The Zero-Emission Vehicles Act, adopted in 2019, requires automakers to meet an escalating annual percentage of zero-emission vehicle sales and leases, reaching 10 per cent of light-duty vehicle sales by 2025, 30 per cent by 2030 and 100 per cent by 2040.
Municipalities across the province are working toward implementing more electric vehicle (EV) charging infrastructure to prepare for the shift.
With that in mind, the Resort Municipality of Whistler (RMOW) is partnering with the District of Squamish to host a webinar to educate people interested in installing EV infrastructure in their homes, stratas and multi-unit buildings.
The 90-minute webinar will begin on Wednesday, Oct. 26, at 7 p.m. The webinar will allow people to learn from EV experts about the latest charging technology, how to engage their strata council and property managers, and how to take advantage of rebates.
"It's going to be an opportunity to learn from experts about the latest in charging technology and focus on how to install EV charging infrastructure for apartments and condos or multi-unit residential buildings emerging in Squamish and Whistler,” said the District of Squamish's manager of sustainability, Ian Picketts.

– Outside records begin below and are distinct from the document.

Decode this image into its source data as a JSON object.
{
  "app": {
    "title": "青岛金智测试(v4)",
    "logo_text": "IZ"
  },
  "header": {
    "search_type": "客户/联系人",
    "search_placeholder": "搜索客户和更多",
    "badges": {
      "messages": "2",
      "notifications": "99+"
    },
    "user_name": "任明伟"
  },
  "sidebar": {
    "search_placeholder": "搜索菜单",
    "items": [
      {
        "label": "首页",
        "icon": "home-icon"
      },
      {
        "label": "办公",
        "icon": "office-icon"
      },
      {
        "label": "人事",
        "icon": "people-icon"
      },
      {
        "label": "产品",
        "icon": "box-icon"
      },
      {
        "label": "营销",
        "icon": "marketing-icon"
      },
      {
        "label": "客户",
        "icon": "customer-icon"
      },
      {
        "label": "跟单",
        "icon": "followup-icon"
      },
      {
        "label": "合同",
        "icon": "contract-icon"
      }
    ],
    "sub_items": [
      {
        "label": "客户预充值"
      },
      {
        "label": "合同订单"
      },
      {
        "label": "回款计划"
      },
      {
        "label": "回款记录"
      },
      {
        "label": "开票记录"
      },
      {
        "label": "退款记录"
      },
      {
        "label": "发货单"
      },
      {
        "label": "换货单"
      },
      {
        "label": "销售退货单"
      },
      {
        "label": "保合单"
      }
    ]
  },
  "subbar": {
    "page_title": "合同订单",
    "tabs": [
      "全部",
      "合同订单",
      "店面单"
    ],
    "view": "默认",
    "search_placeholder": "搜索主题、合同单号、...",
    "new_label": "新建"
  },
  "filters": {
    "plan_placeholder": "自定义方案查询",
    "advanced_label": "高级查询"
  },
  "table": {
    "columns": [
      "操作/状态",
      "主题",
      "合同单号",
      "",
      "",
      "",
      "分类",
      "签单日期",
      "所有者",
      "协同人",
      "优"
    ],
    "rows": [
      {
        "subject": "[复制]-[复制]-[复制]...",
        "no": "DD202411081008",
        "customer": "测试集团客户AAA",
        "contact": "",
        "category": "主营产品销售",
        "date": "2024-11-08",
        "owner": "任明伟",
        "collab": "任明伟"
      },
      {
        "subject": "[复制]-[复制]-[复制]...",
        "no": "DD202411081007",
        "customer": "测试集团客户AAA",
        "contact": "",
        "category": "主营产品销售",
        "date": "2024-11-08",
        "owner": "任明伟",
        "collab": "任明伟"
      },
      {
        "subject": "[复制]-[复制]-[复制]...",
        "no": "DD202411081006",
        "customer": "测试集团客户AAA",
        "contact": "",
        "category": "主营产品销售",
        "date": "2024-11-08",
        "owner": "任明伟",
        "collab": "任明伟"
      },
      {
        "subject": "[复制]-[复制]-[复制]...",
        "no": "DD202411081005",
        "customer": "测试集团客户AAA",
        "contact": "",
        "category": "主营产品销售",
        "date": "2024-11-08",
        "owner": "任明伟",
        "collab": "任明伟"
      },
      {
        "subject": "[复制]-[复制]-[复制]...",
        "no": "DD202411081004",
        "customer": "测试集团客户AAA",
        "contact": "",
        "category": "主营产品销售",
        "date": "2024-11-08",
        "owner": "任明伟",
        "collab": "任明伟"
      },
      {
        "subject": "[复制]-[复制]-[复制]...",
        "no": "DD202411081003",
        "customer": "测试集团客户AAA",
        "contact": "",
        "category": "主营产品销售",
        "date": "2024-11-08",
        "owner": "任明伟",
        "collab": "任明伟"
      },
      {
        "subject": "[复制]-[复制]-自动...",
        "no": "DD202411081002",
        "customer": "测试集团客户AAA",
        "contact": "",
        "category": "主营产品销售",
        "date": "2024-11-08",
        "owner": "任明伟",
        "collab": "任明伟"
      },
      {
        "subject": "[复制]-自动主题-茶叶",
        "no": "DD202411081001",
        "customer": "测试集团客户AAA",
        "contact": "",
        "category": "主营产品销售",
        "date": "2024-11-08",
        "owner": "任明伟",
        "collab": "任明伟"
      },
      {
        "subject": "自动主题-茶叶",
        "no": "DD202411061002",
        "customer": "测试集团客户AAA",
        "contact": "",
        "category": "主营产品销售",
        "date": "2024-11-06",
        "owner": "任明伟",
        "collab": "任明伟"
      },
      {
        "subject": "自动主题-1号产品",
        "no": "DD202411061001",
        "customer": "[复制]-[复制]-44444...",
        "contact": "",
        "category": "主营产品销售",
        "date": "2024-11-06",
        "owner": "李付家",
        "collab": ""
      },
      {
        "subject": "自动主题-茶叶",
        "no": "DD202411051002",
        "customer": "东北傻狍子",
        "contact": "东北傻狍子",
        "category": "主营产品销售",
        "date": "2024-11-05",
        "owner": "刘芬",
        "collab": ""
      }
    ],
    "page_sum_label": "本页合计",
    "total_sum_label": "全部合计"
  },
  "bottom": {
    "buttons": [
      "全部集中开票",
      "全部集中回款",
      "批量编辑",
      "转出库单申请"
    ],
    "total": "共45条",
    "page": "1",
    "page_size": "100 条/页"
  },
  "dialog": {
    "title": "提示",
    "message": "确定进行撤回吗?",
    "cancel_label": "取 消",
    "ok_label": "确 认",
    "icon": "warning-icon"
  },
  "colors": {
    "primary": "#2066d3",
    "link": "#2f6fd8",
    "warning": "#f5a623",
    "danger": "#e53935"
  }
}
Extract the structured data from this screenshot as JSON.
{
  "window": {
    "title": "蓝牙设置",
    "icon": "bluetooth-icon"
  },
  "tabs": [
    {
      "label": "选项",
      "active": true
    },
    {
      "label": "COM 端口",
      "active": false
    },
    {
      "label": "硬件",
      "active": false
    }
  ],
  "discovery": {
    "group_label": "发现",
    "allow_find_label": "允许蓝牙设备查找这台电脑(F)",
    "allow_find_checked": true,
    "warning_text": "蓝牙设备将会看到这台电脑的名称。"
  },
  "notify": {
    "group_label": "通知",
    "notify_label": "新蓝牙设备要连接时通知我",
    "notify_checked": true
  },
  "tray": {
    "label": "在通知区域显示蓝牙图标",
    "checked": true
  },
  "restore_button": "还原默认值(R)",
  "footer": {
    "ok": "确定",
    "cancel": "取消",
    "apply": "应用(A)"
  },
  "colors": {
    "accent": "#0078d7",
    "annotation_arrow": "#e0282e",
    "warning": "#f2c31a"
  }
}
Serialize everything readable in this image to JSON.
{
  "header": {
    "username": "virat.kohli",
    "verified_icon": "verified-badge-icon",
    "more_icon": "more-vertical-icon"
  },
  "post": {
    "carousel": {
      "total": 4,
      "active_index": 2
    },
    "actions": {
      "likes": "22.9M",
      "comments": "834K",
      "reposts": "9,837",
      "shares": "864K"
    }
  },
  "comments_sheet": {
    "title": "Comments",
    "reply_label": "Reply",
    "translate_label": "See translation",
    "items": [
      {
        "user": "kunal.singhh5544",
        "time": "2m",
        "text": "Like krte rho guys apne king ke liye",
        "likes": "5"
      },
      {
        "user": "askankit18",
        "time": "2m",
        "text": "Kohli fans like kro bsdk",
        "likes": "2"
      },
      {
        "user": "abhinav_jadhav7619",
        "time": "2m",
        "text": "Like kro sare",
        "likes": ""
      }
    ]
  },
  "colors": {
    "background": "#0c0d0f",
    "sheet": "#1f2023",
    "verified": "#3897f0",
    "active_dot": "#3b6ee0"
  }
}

“There'll be an opportunity to talk to residents of apartments and condos who have already gone through this so they can share their stories and some hints and tips."
British Columbia has consistently had one of the highest uptakes of electric vehicles in Canada. Encouraged by the province's high gas prices and with help from government subsidies, electric cars have become increasingly popular.
In 2021, Statistics Canada found that 93.4 per cent of new zero-emission vehicles were registered in Canada’s three largest provinces: 42.8 per cent in Quebec, 27.7 per cent in British Columbia, and 22.9 per cent in Ontario.
According to Picketts, Squamish and Whistler are on the right track for being prepared to transition to electric vehicles, but there are more investments to be made.
“We will definitely need more infrastructure, but I do strongly think that there is ample time to be ready for that change; the fact is I think we are moving towards being ready,” Picketts said.
In August, Whistler adopted a new green building policy that requires new multi-unit buildings to put EV charging infrastructure in place so that buildings can add additional charging stations as needed.
In addition to encouraging strata and existing multi-unit buildings to add new EV infrastructure, the RMOW has moved forward on implementing a new EV strategy which aims to have 50 per cent of cars registered in Whistler be electric vehicles by 2030.
Thanks to a grant from CleanBC, the entire Sea to Sky corridor will receive an expansion of 41 charging locations. Long-term, the RMOW hopes to have 348 Level 2 or 87 DC fast chargers or an equivalent combination of the two in the municipality to keep up as more people transition to EVs.
A link to sign up for the free webinar is available here.